A rise in sea levels, perhaps the most direct effect of global warming, can have potentially devastating effects on Egypt’s income-generating coastal cities and agricultural haven, the densely populated Nile Delta. Alexandria for example, a major economic center where 40 percent of Egypt’s industry and some of the nation’s richest historic and architectural heritages are located, is one of the low-land cities most threatened.
A 2007 World Bank study estimated that just a one-meter sea level rise could displace 10 percent of Egypt’s population, as more than half of the nation’s inhabitants live within 100 kilometers of the Mediterranean coast. The Intergovernmental Panel on Climate Change (IPCC) predicts that the Mediterranean will rise that one meter within this century.

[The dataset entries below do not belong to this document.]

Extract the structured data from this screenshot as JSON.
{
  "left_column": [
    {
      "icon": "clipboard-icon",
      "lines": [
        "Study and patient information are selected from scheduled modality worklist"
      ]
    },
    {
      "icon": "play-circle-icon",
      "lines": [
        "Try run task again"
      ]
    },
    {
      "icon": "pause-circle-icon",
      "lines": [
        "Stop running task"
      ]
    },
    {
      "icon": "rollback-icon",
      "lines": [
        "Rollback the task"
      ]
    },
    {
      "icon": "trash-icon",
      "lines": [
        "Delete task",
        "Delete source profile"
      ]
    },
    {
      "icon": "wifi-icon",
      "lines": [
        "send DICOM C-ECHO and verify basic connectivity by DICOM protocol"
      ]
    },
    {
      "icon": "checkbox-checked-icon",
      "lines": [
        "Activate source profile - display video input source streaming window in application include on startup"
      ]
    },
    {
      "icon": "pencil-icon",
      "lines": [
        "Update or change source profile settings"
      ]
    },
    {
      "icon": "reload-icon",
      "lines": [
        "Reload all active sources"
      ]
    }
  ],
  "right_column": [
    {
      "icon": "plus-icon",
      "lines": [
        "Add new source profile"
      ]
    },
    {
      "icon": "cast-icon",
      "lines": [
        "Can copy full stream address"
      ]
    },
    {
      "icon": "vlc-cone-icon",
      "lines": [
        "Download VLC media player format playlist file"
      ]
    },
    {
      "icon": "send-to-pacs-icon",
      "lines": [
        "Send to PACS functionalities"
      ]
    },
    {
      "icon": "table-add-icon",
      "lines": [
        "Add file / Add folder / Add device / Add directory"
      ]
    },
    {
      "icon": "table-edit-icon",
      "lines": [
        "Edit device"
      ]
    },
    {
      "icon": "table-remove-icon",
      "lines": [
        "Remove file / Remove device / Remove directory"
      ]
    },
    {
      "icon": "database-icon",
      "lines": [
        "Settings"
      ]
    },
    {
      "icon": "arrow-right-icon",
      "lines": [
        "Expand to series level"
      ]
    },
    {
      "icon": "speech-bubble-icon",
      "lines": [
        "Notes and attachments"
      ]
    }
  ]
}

Studies by institutes in Egypt found that in 2008 the Mediterranean had already been rising two centimeters per year for the previous 10 years. If that has continued and does not stop soon it will take about 50 years to reach a one-meter sea level rise. What will Egypt’s population be like then?
Not only do rising seas threaten the lives of the millions who live in these areas, they pose serious threats for their economy and tourism, as well as agricultural crop production in the Nile Delta. Another highly vulnerable city, for example, is Port Said, an important harbor and the second largest tourist and trade center on the Mediterranean.
Further studies show that climate change will not solely take its toll on the Mediterranean, but it can also affect the Nile. The (UNFCCC) report presented studies that conclude that natural flows in the River Nile Basin as a whole, and in separate sub-basins, are extremely sensitive to change in precipitation and temperature increase caused by climate change.
Some studies predicted negative consequences for this sensitivity and others predicted potentially positive ones, however this much is clear: Climate change can affect Egypt’s most important water resource, and subsequently its food production and security.
In his long climate change awareness campaign, Noble Prize-winning global warming theorizer Al Gore said, “Ultimately this is really not a political issue so much as a moral issue.” Pointing at a scientific graph depicting future carbon dioxide concentration projections, Gore said: “If we allow that to happen, it is deeply unethical.”
Gore’s remarks offer significant insight into the possible solutions for climate change. A great start would be to begin with the individual. Each and every one of us unknowingly contributes to the problem, but we all have the power to make a change. Our sense of morality should at least compel us to try.
We have to first acknowledge the issue for what it is, but that does not mean to give in to frustration. As Gore once said, between denial and despair many people forget that they can actually do something about the problem.
This change can vary, from making lifestyle choices that reduce individual carbon emissions or making active decisions to stop wasting vital resources such as water, to simply raising awareness. Just starting the conversation and creating a discourse is one positive step forward.
Let’s talk about climate change!